They were last together for a stage production at the Melton school in 1968, and many have gone on to stellar careers working in business, medicine, the legal profession and top level sport.
As the old friends greeted each other at the entrance to the old school, which closed in 2011, they were saddened to see most of the site now demolished to make way for a new housing development.
Robert Treharne Jones, who is now 68, told the Melton Times at Tuesday’s reunion: “Having seen the school today it is clearly in a sorry state, but we have our memories of schooldays here and nothing can erase them.”
Robert went on to a career in medicine and is now a venue commentator on top level rowing meetings including the Olympic Games - one of his best memories was calling the finishes to races at the 2012 London games.
He was responsible for bringing them all together again, adding: “I’m a professional genealogist so I had the interesting job of trying to track everyone down.
“There is still half of the cast who I couldn’t find. I know one person is in Thailand and another is in Australia but I couldn’t trace the others unfortunately.”
They chatted about their various roles in school theatre productions during the late 1960s, including that last one - The Lark, which is based on the story of Joan of Arc.
Mockie Harrison, who played Joan, rose to become head of the home design team at John Lewis after leaving.
She recalled: “We used real fire for the scene when Joan was burned at the stake. Someone actually set fire to my hair by mistake and he went on to become my husband.”
A love of drama at the school led on to bigger things on the stage, particularly for Jenny Whitby, who joined Michael Bogdanov’s theatre company, based at Leicester’s Phoenix and Haymarket Theatres, before pursuing a teaching career.
Looking around the school site she said: “There were a lot more trees back in our day. But I am very pleased to see the line of cedars is still here because that was a great memory from back then.”
Some of the 1968 cast members went abroad, like Chris Harris, who emigrated to the United States to become head of design and production in the award-winning theatre department at Willamette University in Oregon.
Two former students at the reunion who still live in Melton were Brian Haines and Wayne Jones.
Brian Gunn trained as a lawyer in the town with Oldham and Marsh and went on to be awarded an OBE after rising to become deputy chief crown prosecutor for CPS East Midlands.
Also present on Tuesday were Lee Kirk, Dave Collins, Tania Lambley and Lyn Eyre, who became a professor of work psychology and, in retirement, produced a BAFTA-accredited short film called ‘Closets’ which premiered at The Chinese Theatre in Hollywood.

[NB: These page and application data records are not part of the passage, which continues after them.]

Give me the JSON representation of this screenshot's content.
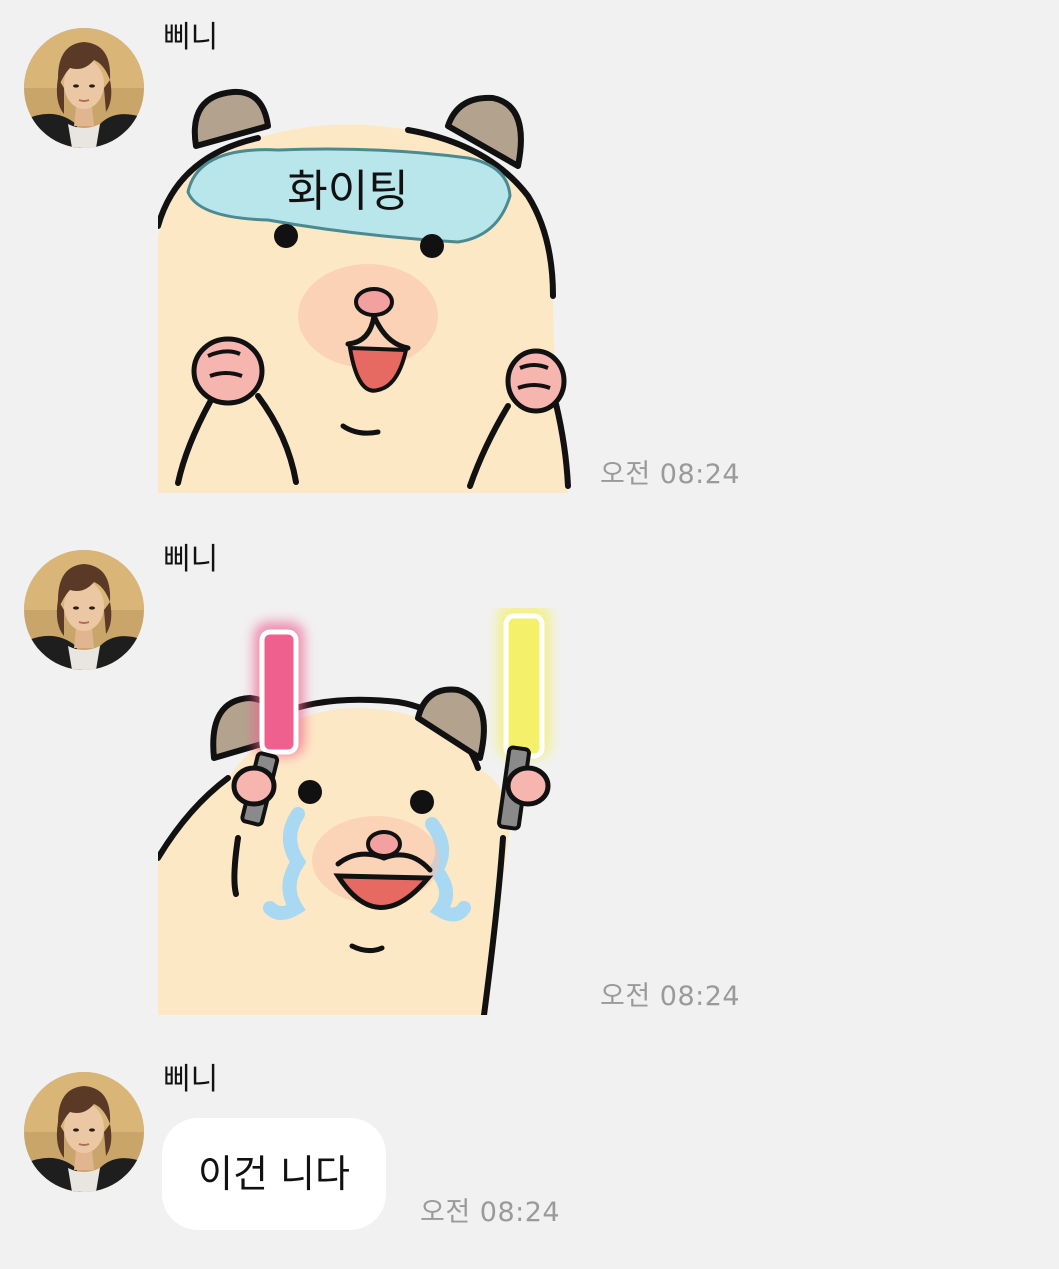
{
  "chat": {
    "messages": [
      {
        "sender": "삐니",
        "type": "sticker",
        "sticker_icon": "hamster-headband-sticker-icon",
        "sticker_text": "화이팅",
        "time": "오전 08:24"
      },
      {
        "sender": "삐니",
        "type": "sticker",
        "sticker_icon": "hamster-glowsticks-crying-sticker-icon",
        "time": "오전 08:24"
      },
      {
        "sender": "삐니",
        "type": "text",
        "text": "이건 니다",
        "time": "오전 08:24"
      }
    ]
  },
  "colors": {
    "background": "#f1f1f1",
    "bubble": "#ffffff",
    "timestamp": "#9a9a9a",
    "hamster_fur": "#fde8c6",
    "headband": "#b8e6ea",
    "pink_glowstick": "#f0608f",
    "yellow_glowstick": "#f4f06a",
    "tears": "#a8d8f2"
  }
}
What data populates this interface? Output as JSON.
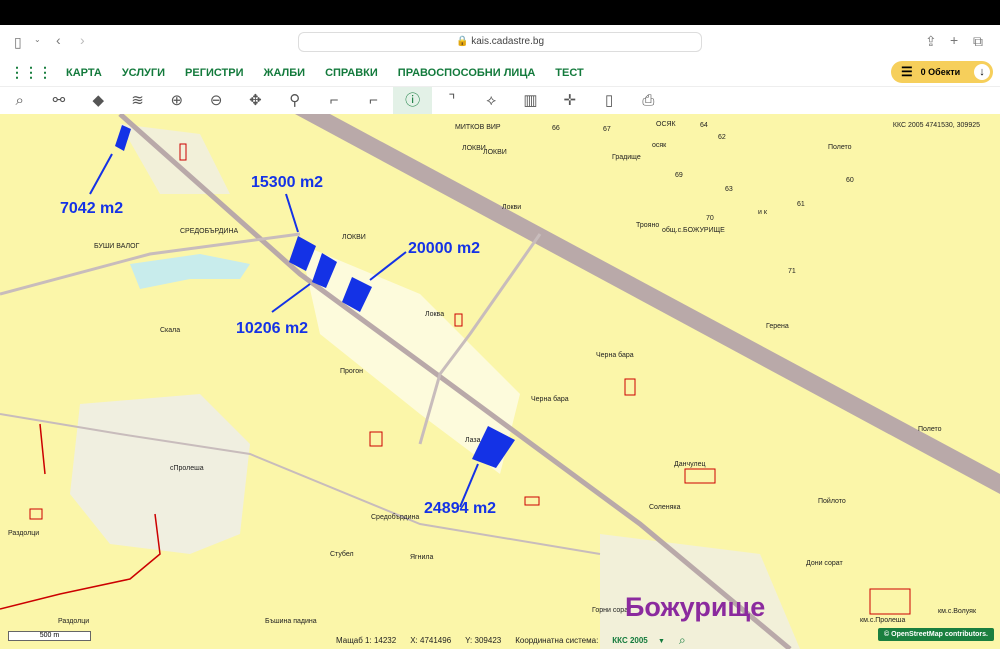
{
  "browser": {
    "url": "kais.cadastre.bg"
  },
  "nav": {
    "items": [
      "КАРТА",
      "УСЛУГИ",
      "РЕГИСТРИ",
      "ЖАЛБИ",
      "СПРАВКИ",
      "ПРАВОСПОСОБНИ ЛИЦА",
      "ТЕСТ"
    ],
    "objects_label": "0 Обекти"
  },
  "toolbar": {
    "tools": [
      "search-icon",
      "measure-icon",
      "layers-icon",
      "layers-stack-icon",
      "zoom-in-icon",
      "zoom-out-icon",
      "pan-icon",
      "marker-icon",
      "select-add-icon",
      "select-remove-icon",
      "info-icon",
      "sketch-icon",
      "polygon-icon",
      "map-icon",
      "coordinates-icon",
      "document-icon",
      "print-icon"
    ],
    "active": "info-icon"
  },
  "map": {
    "crs_readout": "ККС 2005 4741530, 309925",
    "town_label": "Божурище",
    "area_labels": [
      "7042 m2",
      "15300 m2",
      "20000 m2",
      "10206 m2",
      "24894 m2"
    ],
    "place_labels": [
      "МИТКОВ ВИР",
      "ЛОКВИ",
      "ЛОКВИ",
      "Локви",
      "ЛОКВИ",
      "СРЕДОБЪРДИНА",
      "БУШИ ВАЛОГ",
      "Скала",
      "Локва",
      "Прогон",
      "Черна бара",
      "Черна бара",
      "Лаза",
      "Данчулец",
      "Соленяка",
      "Пойлото",
      "Средобърдина",
      "сПролеша",
      "Раздолци",
      "Стубел",
      "Ягнила",
      "Дони сорат",
      "Горни сорат",
      "Бъшина падина",
      "Раздолци",
      "ОСЯК",
      "осяк",
      "Градище",
      "Полето",
      "Троянo",
      "общ.с.БОЖУРИЩЕ",
      "Герена",
      "Полето",
      "км.с.Пролеша",
      "км.с.Волуяк",
      "и к",
      "66",
      "67",
      "64",
      "62",
      "69",
      "63",
      "70",
      "61",
      "60",
      "71"
    ],
    "colors": {
      "parcel": "#1432e6",
      "background": "#fbf6a9",
      "road": "#b9a9a9"
    }
  },
  "status": {
    "scale_label": "Мащаб 1:",
    "scale": "14232",
    "x_label": "X:",
    "x": "4741496",
    "y_label": "Y:",
    "y": "309423",
    "crs_label": "Координатна система:",
    "crs": "ККС 2005",
    "scalebar": "500 m",
    "attribution": "© OpenStreetMap contributors."
  }
}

The old friends went on later to enjoy a dinner at Scalford Country House Hotel and afterwards they performed a dramatised reading of The Lark, in the roles they played before. Five have kept their original scripts from the play.